An address last week, reported in “Libraries of the Future” at Inside Higher Ed, has gained quite a lot of attention. Here is the lead:
NEW YORK CITY — The university library of the future will be sparsely staffed, highly decentralized, and have a physical plant consisting of little more than special collections and study areas.
For another perspective on the future of the research library, see Anne Kenney’s presentation, “Approaching an Entity Crisis: Reconceiving Research Libraries in a Multi-institutional Context,” available from OCLC’s website. Kenney talks about reducing redundancies and competition, developing uniqueness, and, through radical collaboration, finding global solutions to local needs. Promising areas for collaboration include:

  • Building collective collections prospectively and retrospectively
  • Sharing backroom functions (e.g., technical services)
  • New domains and services (e.g., data curation)
  • The power of many: exercising collective influence
A couple other trends impacting the transformation of libraries:

The buzzwords for the technology that librarians hope will allow users to rediscover their collections are "Web-scale index searching." … You expect a Google search to cast the broadest possible net. The same should apply to a library catalog, the thinking goes. That means a single entry point to the collection. The entire collection: books, articles, digital objects. Heck, why not even herbarium specimens?
This is what libraries are seeking—they haven’t found it yet.

2. On dumping paper journals, see “What to Withdraw? Print Collections Management in the Wake of Digitization”:  
For journal collections that are available digitally, the online version provides for virtually all access needs, leaving print versions to serve a preservation role and therefore be required in far fewer numbers. Based on our analysis of community needs for print original materials, we see at least a medium-term need to maintain some level of access to print originals in the library community, although our analysis suggests in certain scenarios that long-term or perpetual preservation of many print materials may not be necessary. Consequently, certain print journals can be responsibly withdrawn today, and with concerted effort it should be possible to steadily increase the journals subject to withdrawal. On the other hand, we have also reviewed a number of situations, such as image-intensive titles and digitized version that are subject to inadequate digital preservation, in which the community will rely on print copies retained and preserved without system-wide coordination by hundreds of libraries that have long been the backbone of assured preservation and access (24).
Given that these and other trends are changing the definition of the term “library,” I was glad to see the appearance of Ken Price’s article, “Edition, Project, Database, Archive, Thematic Research Collection: What's in a Name?,” in the latest issue Digital Humanities Quarterly 3:3 (2009). Price explores how the terms used to describe the productions of digital scholarship “both clarify and obscure.” Consider, for example, the term “archive”:
In the past, an archive has referred to a collection of material objects rather than digital surrogates. This type of archive may be described in finding aids but its materials are rarely edited and annotated as a whole. In a digital environment, archive has gradually come to mean a purposeful collection of surrogates. As we know, meanings change over time, and archive in a digital context has come to suggest something that blends features of editing and archiving. To meld features of both — to have the care of treatment and annotation of an edition and the inclusiveness of an archive — is one of the tendencies of recent work in electronic editing.
The term that Price ends with is arsenal—a metaphor that has been applied to the library.

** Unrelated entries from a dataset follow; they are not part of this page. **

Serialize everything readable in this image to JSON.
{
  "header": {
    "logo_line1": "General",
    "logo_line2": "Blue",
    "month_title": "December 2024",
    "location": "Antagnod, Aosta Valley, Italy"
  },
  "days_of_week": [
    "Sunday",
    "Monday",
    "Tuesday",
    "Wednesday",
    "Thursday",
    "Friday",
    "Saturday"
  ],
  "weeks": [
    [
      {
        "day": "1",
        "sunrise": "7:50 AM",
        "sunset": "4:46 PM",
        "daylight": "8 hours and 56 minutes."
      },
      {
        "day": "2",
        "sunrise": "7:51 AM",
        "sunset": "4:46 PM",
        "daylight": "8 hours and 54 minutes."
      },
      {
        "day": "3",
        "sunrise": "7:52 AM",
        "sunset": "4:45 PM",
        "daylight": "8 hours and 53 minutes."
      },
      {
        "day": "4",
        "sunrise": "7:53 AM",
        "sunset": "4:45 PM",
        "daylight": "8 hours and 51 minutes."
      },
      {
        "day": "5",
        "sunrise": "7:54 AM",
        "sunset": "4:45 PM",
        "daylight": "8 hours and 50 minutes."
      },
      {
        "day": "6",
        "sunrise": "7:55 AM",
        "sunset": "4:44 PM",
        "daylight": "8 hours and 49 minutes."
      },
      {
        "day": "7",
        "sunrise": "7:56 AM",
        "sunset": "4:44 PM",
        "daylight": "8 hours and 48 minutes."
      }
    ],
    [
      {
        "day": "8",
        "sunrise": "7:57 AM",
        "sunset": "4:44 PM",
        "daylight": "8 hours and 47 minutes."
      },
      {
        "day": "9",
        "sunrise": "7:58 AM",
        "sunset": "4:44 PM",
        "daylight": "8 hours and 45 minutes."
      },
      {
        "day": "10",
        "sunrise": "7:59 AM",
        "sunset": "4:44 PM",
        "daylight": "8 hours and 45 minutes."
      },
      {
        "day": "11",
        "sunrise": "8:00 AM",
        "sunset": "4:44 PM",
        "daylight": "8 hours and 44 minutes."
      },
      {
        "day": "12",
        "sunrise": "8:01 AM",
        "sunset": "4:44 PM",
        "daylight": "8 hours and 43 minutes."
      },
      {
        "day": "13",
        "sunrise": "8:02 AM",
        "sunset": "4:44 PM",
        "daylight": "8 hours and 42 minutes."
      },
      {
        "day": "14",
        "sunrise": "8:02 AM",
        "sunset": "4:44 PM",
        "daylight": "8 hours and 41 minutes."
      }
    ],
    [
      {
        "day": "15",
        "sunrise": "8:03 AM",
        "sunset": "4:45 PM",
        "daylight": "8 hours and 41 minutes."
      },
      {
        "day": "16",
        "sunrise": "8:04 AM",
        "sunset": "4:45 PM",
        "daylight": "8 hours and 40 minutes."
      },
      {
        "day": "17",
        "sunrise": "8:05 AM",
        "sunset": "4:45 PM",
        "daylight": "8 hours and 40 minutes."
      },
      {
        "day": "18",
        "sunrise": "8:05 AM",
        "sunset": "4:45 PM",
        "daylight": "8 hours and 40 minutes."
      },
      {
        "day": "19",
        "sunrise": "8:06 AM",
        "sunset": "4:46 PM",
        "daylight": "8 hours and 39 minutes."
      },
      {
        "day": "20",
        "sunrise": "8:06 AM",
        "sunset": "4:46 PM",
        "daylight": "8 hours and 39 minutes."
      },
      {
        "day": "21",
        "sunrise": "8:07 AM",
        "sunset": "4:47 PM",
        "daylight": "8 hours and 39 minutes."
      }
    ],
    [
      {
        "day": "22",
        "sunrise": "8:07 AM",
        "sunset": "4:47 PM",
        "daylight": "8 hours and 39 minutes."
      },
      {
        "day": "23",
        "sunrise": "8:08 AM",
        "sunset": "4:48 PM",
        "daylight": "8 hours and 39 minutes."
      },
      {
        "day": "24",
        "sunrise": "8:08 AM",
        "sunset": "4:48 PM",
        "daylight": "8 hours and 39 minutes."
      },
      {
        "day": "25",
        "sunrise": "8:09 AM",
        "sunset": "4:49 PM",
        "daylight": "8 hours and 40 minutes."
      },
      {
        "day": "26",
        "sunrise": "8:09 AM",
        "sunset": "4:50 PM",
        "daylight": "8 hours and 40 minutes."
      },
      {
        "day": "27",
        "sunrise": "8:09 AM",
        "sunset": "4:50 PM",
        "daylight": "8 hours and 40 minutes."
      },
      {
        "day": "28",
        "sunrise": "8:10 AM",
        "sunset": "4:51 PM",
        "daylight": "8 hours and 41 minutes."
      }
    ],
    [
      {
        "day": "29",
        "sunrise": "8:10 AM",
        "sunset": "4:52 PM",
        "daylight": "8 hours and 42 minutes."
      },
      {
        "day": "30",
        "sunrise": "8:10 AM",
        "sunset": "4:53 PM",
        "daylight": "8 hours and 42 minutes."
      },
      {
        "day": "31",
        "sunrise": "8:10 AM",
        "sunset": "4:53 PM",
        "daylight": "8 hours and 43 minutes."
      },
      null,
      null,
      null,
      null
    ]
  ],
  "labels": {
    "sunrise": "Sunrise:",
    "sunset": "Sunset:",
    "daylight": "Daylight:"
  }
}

Update: For an example of radical collaboration, see this announcement about 2CUL (CUL is the acronym of both Columbia University Library and Cornell University Library):

2CUL represents a new, radical form of  collaboration that pairs two leading research libraries in a voluntary, equal  partnership,” said James G. Neal, Vice President for Information Services and  University Librarian at Columbia University. “Columbia University Libraries and Cornell University Library are committed to developing an enduring and  transformative partnership that will enable us to achieve greater efficiencies  and effectiveness and to address new challenges through combined forces.”